Adjustment disorder is an abnormal and excessive reaction to a life stressor, such as starting school, getting divorced, or grief.
Causes, incidence, and risk factors
Symptoms of adjustment disorder typically begin within three months of the identifiable stressor and usually do not last longer than six months. Adults often develop adjustment disorder related to marital or financial problems.
In adolescents, common stressors include school problems, family conflict, or sexuality issues. Other stressors for people of any age include the death of a loved one, general life changes, or unexpected catastrophes.
There is no way to predict which people are likely to develop adjustment disorder, given the same stressor. Financial conditions, social support, and career and recreational opportunities can influence how well a person reacts to stress.

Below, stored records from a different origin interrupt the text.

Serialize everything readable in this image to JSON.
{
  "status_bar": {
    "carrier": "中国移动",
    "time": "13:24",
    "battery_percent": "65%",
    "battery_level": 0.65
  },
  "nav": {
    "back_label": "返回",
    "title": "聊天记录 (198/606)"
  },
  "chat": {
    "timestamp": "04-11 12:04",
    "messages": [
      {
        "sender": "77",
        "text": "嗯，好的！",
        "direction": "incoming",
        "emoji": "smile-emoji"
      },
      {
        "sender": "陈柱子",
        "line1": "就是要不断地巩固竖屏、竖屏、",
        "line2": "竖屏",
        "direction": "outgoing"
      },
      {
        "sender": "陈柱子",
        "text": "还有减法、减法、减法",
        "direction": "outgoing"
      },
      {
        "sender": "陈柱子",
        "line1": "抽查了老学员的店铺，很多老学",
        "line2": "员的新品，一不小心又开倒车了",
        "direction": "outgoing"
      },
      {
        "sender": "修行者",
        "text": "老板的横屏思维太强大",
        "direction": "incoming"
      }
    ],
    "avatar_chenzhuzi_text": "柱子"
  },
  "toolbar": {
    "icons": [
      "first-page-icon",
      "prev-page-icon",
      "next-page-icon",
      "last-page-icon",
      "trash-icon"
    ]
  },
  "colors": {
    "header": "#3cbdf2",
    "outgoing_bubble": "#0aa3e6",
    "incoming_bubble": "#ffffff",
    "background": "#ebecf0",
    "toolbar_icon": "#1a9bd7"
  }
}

A given person’s susceptibility to stress may be influenced by such factors as social skills, intelligence, flexibility, genetic factors, and coping strategies.
To receive a diagnosis of adjustment disorder, symptoms must be severe enough to effect a person’s work or social life. Some of the symptoms that can occur include:
- Trembling or twitching
- Conduct disturbances
- Physical complaints
Signs and tests
The following criteria need to be met to establish a diagnosis:
- The person must have a psychological evaluation
- The symptoms clearly follow a psychosocial stressor
- The symptoms are more severe than would be expected
- There do not appear to be other underlying disorders
The primary goal of treatment is to relieve symptoms and help the person return to the level of functioning the person had before the stressful event.
Most mental health professionals recommend a form of psychosocial treatment for this disorder. Treatments include individual psychotherapy, family therapy, behavior therapy, and self-help groups.
When medications are used, they are usually in addition to other forms of treatment.
Adjustment disorders usually resolve quickly without any remaining symptoms.
Calling your health care provider
Call for an appointment with your health care provider if symptoms suggestive of adjustment disorder develop.
There is no known way to prevent this disorder. Strong support from friends and family can help.
by Simon D. Mitin, M.D.
All ArmMed Media material is provided for information only and is neither advice nor a substitute for proper medical care. Consult a qualified healthcare professional who understands your particular history for individual concerns.